in

Valve tightens rules with Steam China amid greater regulatory scrutiny in the country

Gaming giant Valve Corp now requires developers to obtain government approval for their games before they are allowed on its Steam China platform to comply with tighter regulation of gaming content in the country, the industry’s biggest market.

Valve, operator of the popular Steam personal computer game distribution service, recently added a page which requires games to certify that they have government approval, before they are released on Steam China, the forthcoming domestic version of its platform, according to Pavel Djundik, creator of the SteamDB website, which tracks apps on the Valve platform.

A representative from Valve did not immediately reply to a request for comment on Friday.

The development underlines how Chinese authorities have ratcheted up regulation of gaming content and services that can be used by players to spread politically-sensitive messages. The current international version of Steam is one of the few platforms where mainland Chinese users can access foreign games and chat with fellow players overseas.

Unlike most countries where video games can be freely distributed – albeit with age ratings in many cases – games have to get government approval in China prior to release.

“China’s game regulators have ramped up compliance checks this year to ensure that game developers and publishers are operating legally in China,” said Daniel Ahmad, senior analyst at game consultancy Niko Partners. “The new page discovered this week is an example of the requirements developers would need to adhere by, to launch games on Steam China.”

With more than 30 million users setting Chinese as their first language, Steam, the world’s biggest digital game store, has a lot at stake in China. However, the platform has existed in a regulation grey area for some time as most games on Steam are not legally approved to be sold in China. To protect the presence of Steam in China, Valve has been working with Chinese gaming giant Perfect World on a dedicated Chinese version of the platform called Steam China.

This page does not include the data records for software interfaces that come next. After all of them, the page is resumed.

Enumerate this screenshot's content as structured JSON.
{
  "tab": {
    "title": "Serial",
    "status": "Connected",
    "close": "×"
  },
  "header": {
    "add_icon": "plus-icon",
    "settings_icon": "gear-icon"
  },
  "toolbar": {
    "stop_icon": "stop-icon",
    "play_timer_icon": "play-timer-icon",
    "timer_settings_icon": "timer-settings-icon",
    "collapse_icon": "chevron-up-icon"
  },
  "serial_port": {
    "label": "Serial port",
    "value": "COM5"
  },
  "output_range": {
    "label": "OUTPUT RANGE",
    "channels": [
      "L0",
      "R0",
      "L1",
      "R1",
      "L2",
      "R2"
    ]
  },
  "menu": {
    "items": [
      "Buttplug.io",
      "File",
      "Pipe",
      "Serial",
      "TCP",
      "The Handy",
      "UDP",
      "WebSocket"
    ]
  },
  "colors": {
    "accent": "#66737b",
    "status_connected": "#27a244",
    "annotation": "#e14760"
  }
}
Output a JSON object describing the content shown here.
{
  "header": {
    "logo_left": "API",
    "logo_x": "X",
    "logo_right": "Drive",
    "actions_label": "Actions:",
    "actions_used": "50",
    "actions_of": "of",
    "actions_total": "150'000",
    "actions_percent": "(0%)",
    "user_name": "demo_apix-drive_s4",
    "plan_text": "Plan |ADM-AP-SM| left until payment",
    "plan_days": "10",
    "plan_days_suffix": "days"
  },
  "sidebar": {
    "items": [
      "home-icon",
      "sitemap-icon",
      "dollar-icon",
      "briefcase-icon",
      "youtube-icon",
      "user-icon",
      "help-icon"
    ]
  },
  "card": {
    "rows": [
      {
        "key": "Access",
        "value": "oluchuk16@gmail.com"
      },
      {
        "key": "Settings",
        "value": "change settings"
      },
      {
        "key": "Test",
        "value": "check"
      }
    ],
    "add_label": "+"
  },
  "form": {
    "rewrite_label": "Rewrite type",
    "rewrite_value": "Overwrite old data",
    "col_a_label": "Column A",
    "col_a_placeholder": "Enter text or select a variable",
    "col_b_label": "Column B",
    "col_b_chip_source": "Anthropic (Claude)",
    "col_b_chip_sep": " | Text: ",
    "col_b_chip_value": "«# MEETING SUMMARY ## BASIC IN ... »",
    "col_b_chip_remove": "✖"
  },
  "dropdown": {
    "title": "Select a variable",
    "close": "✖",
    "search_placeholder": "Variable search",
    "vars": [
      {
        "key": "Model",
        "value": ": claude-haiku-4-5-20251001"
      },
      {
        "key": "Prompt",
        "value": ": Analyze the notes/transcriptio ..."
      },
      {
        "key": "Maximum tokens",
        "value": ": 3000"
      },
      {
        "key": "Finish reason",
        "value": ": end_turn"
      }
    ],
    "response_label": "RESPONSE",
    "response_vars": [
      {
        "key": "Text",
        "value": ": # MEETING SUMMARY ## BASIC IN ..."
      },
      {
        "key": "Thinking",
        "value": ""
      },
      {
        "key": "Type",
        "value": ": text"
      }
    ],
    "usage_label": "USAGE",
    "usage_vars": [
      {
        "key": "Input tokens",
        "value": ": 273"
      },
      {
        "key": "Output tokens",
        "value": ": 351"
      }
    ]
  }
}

“About Steam, it goes in the same direction as everything else: shutting down loopholes across all platforms for unregulated content in the digital space,” said Daniel Camilo, business developer at app and game publishing firm APPTUTTi. “And for Steam, having its operation in China being a de facto independent one from the rest of the world, seems to be the only way to make sure it remains available in China at all.”

Valve and Perfect World first announced that they were working on Steam China back in November 2018, although the two companies have not announced a release date yet.

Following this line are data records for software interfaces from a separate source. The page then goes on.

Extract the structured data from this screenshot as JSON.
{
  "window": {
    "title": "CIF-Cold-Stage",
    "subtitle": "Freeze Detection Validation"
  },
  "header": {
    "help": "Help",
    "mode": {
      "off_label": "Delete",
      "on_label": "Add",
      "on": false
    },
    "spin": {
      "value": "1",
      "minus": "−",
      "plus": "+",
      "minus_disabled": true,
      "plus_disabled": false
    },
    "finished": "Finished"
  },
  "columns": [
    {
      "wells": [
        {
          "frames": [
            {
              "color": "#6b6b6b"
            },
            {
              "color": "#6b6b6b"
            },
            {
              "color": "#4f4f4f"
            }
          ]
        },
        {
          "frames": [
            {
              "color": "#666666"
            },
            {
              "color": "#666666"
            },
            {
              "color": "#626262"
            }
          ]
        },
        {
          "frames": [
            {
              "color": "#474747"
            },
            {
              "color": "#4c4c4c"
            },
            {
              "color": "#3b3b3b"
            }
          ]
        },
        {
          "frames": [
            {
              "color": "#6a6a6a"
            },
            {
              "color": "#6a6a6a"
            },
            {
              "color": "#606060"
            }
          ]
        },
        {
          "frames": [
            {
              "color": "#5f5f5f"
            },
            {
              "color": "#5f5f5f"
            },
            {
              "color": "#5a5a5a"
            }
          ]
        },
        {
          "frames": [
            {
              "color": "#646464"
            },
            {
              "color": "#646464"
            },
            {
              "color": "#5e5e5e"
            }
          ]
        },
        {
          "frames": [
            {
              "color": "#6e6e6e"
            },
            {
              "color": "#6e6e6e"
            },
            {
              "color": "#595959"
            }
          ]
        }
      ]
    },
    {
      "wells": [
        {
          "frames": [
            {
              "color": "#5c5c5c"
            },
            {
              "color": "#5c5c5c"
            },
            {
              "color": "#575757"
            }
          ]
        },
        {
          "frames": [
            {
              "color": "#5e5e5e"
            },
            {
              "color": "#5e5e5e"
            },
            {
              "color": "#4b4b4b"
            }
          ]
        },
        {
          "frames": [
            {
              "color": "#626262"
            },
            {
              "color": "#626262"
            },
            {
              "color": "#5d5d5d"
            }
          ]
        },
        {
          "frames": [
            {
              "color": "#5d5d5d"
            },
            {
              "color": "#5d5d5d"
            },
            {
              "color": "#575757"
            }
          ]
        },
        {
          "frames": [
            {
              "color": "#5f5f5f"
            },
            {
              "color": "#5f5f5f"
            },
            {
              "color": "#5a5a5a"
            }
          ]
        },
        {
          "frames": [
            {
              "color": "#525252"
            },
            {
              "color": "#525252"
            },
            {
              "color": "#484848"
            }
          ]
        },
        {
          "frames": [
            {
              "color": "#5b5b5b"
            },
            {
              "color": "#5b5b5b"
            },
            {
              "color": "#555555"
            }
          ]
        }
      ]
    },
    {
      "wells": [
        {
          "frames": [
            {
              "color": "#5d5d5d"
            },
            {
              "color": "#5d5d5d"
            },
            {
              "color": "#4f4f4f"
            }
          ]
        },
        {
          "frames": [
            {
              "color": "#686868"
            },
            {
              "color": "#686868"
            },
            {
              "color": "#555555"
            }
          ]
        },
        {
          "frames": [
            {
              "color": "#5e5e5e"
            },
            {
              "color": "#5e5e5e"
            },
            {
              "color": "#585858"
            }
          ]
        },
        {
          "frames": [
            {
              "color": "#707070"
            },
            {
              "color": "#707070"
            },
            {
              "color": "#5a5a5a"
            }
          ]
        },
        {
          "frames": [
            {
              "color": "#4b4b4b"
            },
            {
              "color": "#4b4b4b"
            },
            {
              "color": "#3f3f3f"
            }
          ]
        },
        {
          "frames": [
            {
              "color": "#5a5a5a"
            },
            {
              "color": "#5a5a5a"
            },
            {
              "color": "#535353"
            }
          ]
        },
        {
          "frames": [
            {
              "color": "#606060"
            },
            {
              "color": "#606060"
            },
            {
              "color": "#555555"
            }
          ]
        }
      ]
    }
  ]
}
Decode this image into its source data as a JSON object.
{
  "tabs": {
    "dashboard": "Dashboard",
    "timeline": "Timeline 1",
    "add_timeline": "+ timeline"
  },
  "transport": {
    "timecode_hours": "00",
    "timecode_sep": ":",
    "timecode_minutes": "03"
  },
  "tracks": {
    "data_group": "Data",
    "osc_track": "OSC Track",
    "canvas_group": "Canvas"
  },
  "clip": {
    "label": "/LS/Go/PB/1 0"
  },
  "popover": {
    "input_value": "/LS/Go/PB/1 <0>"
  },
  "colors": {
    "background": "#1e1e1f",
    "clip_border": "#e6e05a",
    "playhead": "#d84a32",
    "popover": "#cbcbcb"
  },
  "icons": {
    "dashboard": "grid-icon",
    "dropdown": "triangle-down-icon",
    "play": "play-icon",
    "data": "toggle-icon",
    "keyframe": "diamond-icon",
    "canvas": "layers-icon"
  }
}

Although Apple has been in China since 2009, Apple’s App Store in China did not enforce a license check on games until this year. But when the license check was finally enforced, a vast number of games became unavailable on the App Store.

“More than 50,000 games have been removed from the Apple App Store this year due to not having a license, which is required to launch a game in China. This closed a loophole for developers who have been able to operate games on iOS without a license for years,” Ahmad said.

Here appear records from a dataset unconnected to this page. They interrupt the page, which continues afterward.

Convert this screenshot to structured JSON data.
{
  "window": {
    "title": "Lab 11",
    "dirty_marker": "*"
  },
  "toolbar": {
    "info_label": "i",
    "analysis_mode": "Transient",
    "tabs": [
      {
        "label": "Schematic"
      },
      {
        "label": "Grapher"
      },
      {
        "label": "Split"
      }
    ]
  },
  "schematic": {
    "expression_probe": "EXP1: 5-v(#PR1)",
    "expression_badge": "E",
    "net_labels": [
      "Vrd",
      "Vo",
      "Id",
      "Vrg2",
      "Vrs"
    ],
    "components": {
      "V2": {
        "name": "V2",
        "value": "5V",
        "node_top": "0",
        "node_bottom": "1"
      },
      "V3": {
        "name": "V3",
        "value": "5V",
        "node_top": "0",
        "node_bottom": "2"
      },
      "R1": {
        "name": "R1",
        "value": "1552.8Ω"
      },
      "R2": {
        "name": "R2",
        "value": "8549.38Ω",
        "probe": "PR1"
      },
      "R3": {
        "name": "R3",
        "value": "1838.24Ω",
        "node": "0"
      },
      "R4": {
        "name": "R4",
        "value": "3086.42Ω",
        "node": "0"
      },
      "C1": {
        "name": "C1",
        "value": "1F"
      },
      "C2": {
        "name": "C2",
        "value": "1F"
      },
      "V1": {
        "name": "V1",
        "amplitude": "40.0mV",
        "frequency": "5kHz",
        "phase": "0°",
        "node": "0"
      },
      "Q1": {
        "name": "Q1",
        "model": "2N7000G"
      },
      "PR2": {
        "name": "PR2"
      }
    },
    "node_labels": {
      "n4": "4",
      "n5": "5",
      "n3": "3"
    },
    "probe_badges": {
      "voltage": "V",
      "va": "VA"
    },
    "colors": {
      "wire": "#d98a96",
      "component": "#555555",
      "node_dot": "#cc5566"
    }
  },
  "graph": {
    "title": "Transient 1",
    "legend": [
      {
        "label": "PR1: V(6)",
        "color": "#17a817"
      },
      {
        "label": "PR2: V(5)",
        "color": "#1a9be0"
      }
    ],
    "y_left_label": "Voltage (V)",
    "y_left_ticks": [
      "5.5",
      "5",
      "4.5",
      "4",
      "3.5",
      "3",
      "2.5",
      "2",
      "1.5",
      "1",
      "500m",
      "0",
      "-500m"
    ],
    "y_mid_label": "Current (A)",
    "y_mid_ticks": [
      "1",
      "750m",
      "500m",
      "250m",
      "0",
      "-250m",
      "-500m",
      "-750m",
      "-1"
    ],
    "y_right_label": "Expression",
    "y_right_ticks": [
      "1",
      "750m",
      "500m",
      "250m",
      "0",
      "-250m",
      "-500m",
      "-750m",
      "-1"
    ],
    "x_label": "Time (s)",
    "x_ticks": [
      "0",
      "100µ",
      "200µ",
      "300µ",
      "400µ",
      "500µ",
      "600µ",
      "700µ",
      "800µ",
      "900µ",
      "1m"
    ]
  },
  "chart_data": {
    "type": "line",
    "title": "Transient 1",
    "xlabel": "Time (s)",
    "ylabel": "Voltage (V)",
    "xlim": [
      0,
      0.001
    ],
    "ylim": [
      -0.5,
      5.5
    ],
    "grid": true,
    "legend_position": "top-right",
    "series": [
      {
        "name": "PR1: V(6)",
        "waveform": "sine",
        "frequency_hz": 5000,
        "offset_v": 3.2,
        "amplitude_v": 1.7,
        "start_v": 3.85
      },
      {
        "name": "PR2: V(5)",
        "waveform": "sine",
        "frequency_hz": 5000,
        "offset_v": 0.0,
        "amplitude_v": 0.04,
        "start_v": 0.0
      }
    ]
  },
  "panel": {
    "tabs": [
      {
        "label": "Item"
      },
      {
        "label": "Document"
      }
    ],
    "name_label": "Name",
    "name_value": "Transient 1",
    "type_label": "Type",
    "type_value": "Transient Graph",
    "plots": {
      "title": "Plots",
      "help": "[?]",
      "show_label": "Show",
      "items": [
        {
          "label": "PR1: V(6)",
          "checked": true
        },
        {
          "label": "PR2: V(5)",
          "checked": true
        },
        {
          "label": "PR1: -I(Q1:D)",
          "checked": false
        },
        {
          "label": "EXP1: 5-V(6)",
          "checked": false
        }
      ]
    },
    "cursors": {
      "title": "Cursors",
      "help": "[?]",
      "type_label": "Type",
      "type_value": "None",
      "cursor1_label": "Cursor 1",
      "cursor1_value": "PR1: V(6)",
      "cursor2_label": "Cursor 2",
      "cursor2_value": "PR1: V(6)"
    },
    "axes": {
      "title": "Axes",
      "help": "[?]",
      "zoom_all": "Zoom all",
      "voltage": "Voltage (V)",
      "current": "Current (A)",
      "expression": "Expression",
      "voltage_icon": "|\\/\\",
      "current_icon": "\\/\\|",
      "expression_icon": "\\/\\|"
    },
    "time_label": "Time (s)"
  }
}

Although regulation has been tightened, this has not stopped many gaming companies, such as Nintendo and Activision Blizzard, deepening their ties with the Chinese gaming industry.

According to a government-backed report published by the China Audio-Video and Digital Publishing Association (CAVCA), sales of games in China surged 22.3% to 139.4bil yuan (RM86.67bil) from January to June from the same period last year. The report estimated that the country had about 657 million gamers as of the first half of the year.

(Note: this story was updated to remove any reference to PlayStation.) – South China Morning Post

Reference